Work to prepare for presentations. ROI - School Solar Panel - Design Estimation handout pages may be used with site plan models to develop a case in favor of your team’s proposed Solar Master Plan.

  • Tip: Make arrangements to present your solar master plan to someone who may be influential in bringing solar to your campus (e.g., building administrator, school board member, district energy manager). If your school has solar power, invite community stakeholders, such as a library board member for the library or a town/city planner, etc.
Reflection Questions
  • How do we convert light energy from our sun into electrical energy?
  • How can we increase our solar energy use - and better integrate it into our smart grid?
Standards assessment

Next Generation Science Standards

  • HS-ESS3-1: Construct an explanation based on evidence for how the availability of natural resources, occurrence of natural hazards, and changes in climate have influenced human activity.
  • HS-ESS3-2: Evaluate competing design solutions for developing, managing, and utilizing energy and mineral resources based on cost-benefit ratios.
  • HS-ESS3-3: Create a computational simulation to illustrate the relationships among the management of natural resources, the sustainability of human populations, and biodiversity.
  • HS-ESS3-4: Evaluate or refine a technological solution that reduces impacts of human activities on natural systems.
  • HS-ESS3-5: Analyze geoscience data and the results from global climate models to make an evidence-based forecast of the current rate of global or regional climate change and associated future impacts to Earth's systems.
  • HS-ESS3-6: Use a computational representation to illustrate the relationships among Earth systems and how those relationships are being modified due to human activity.

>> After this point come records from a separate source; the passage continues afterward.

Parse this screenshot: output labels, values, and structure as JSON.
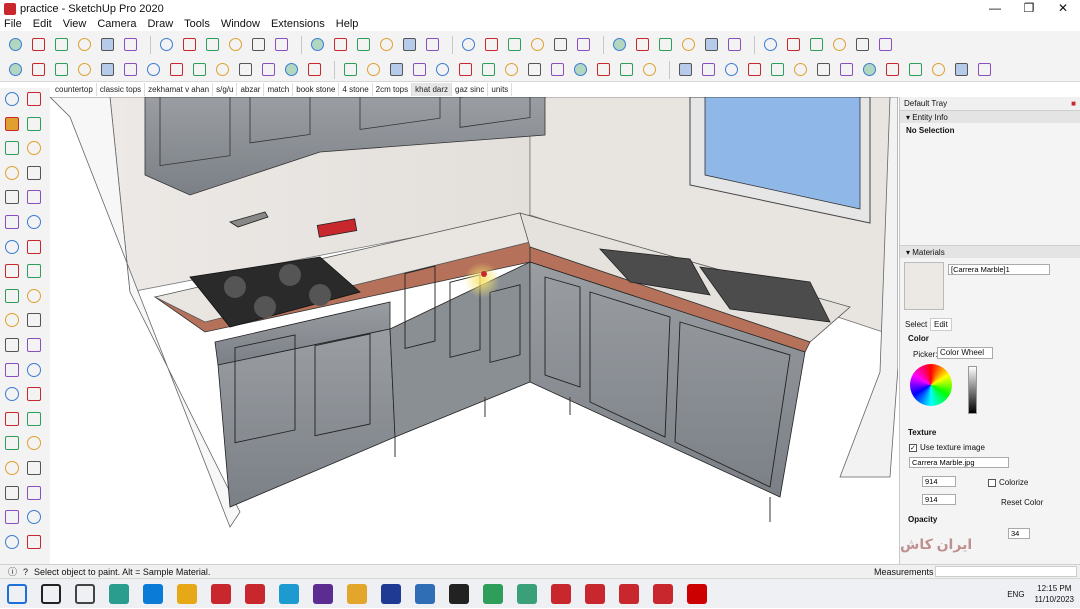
{
  "window": {
    "title": "practice - SketchUp Pro 2020",
    "minimize": "—",
    "maximize": "❐",
    "close": "✕"
  },
  "menu": [
    "File",
    "Edit",
    "View",
    "Camera",
    "Draw",
    "Tools",
    "Window",
    "Extensions",
    "Help"
  ],
  "scenes": [
    "countertop",
    "classic tops",
    "zekhamat v ahan",
    "s/g/u",
    "abzar",
    "match",
    "book stone",
    "4 stone",
    "2cm tops",
    "khat darz",
    "gaz sinc",
    "units"
  ],
  "active_scene": "khat darz",
  "tray": {
    "title": "Default Tray",
    "entity_info": {
      "label": "Entity Info",
      "value": "No Selection"
    },
    "materials": {
      "label": "Materials",
      "name": "[Carrera Marble]1",
      "tabs": [
        "Select",
        "Edit"
      ],
      "color_label": "Color",
      "picker_label": "Picker:",
      "picker_value": "Color Wheel",
      "texture_label": "Texture",
      "use_texture": "Use texture image",
      "texture_file": "Carrera Marble.jpg",
      "width": "914",
      "height": "914",
      "colorize": "Colorize",
      "reset_color": "Reset Color",
      "opacity_label": "Opacity",
      "opacity": "34"
    }
  },
  "watermark": "ایران کاش",
  "status": {
    "message": "Select object to paint. Alt = Sample Material.",
    "measurements": "Measurements"
  },
  "taskbar": {
    "lang": "ENG",
    "time": "12:15 PM",
    "date": "11/10/2023"
  },
  "colors": {
    "accent": "#c8282d",
    "wood": "#8a8f94",
    "counter": "#b5715a",
    "window": "#8fb7e8"
  }
}
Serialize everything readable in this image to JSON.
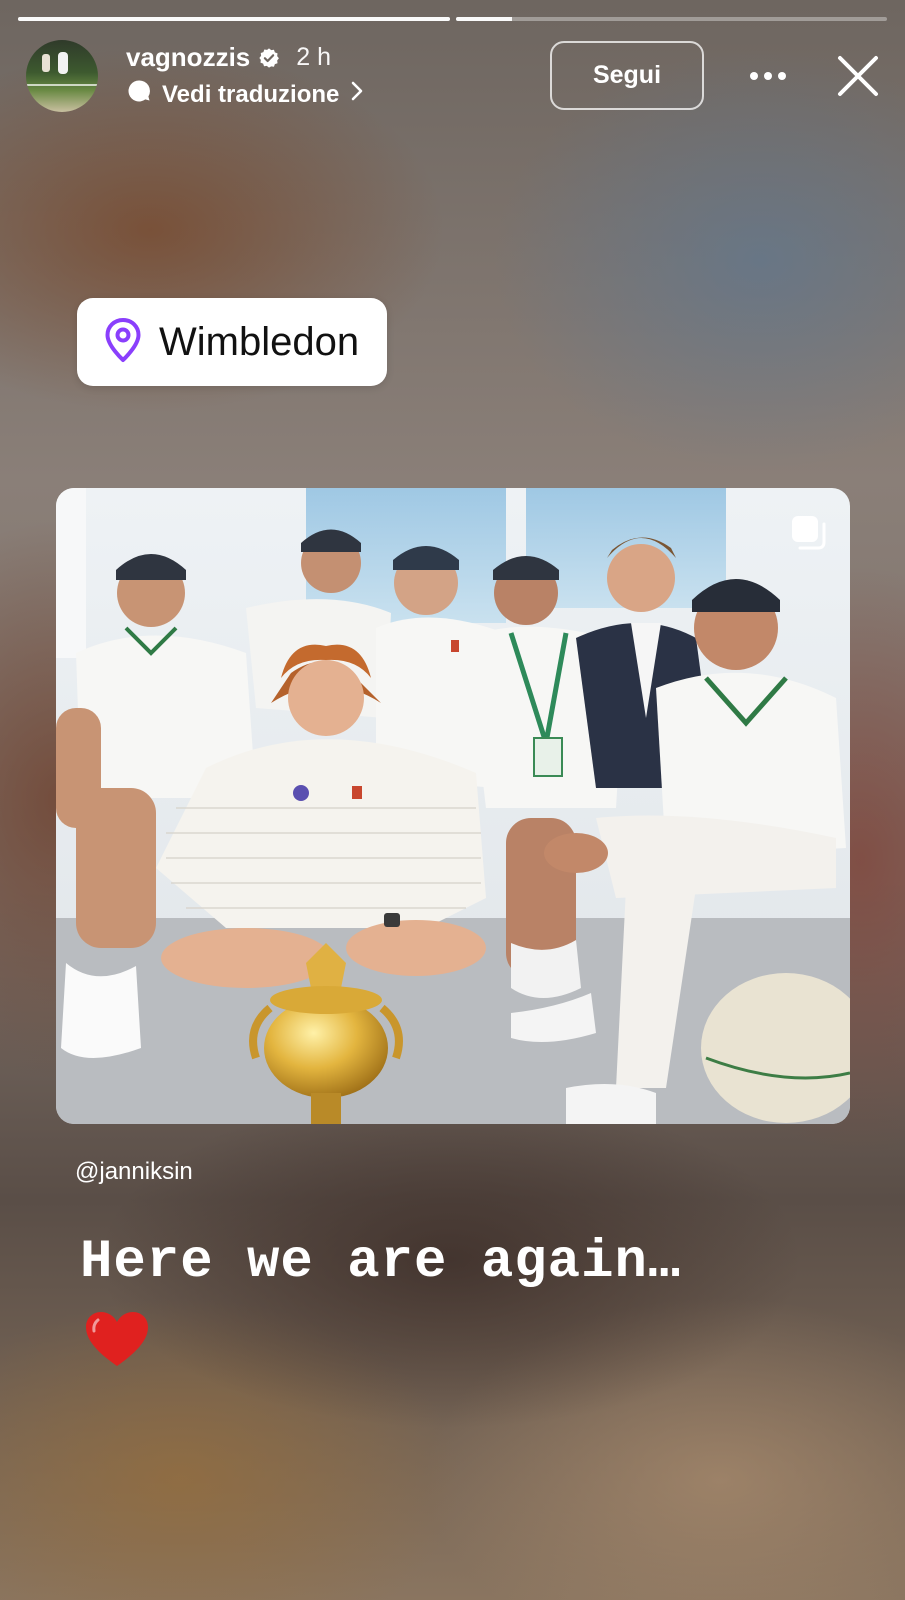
{
  "story": {
    "progress": [
      1.0,
      0.13
    ]
  },
  "header": {
    "username": "vagnozzis",
    "time": "2 h",
    "translate_label": "Vedi traduzione",
    "follow_label": "Segui"
  },
  "location_sticker": {
    "label": "Wimbledon"
  },
  "mention": {
    "label": "@janniksin"
  },
  "caption": {
    "text": "Here we are again…"
  },
  "colors": {
    "location_pin": "#8a3ffc",
    "heart": "#e0211f"
  },
  "icons": [
    "verified-icon",
    "translate-bubble-icon",
    "chevron-right-icon",
    "more-icon",
    "close-icon",
    "location-pin-icon",
    "carousel-icon",
    "heart-emoji"
  ]
}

California Career Technical Education Model Curriculum Standards
Engineering and Architecture
Energy Environment and Utilities

Community connections

What is the Connection to your backyard?

You have been put on a task force to design your community’s energy portfolio. Move through the resources below to learn about current news in your community, data being gathered there, and people who work in the relevant industries. Keep the following questions in mind as you read:

  • What is the timeline to implement your energy portfolio?
  • What existing limitations of the grid need to be considered?
  • Think about what political factors may affect your plan.
  • Are your ideas for the energy portfolio financially sustainable?
  • How can you design the grid for long-term resilience?


  • Learn about an alternative energy project in Richmond.
  • Read about the history of a Contra Costa County power plant.
  • Use Google Scholar to research something related to the energy you are curious about. Use keywords from the module to guide your search.

Climate Data:

  • Google Project Sunroof - Data Explorer (Beta)
    • Navigate to the Data Explorer tab on the website and search for your community’s estimated solar potential and amount of existing solar arrays.
  • Climate Investment Map
    • Navigate to the About section to learn how California is leading efforts in renewable energy projects.
    • Navigate to the Map section and search for your community. Find an example of a clean energy project near you.
  • SF Bay Area Carbon Footprint Map
    • Zoom to where you live and explore what industries have the biggest carbon footprint in your area by navigating through the different tabs.

Now that you’ve built your knowledge of energy concepts and explored what happens in your local community, let’s apply it! You have the opportunity to plan ways you can empower people and change what’s going on in your backyard. Do you see any energy projects happening in or around your school? How can you use what you’ve learned to benefit yourself, your friends, your family, and your community? Think about people working in the field you can connect with. We can’t wait to see what you come up with!

Professional Development Opportunities

The Energy Coalition equips industry practitioners with the expertise needed to tackle complex technical challenges essential to project realization; and designing and delivering leading-edge training and instruction to develop industry knowledge and leadership. To learn more, visit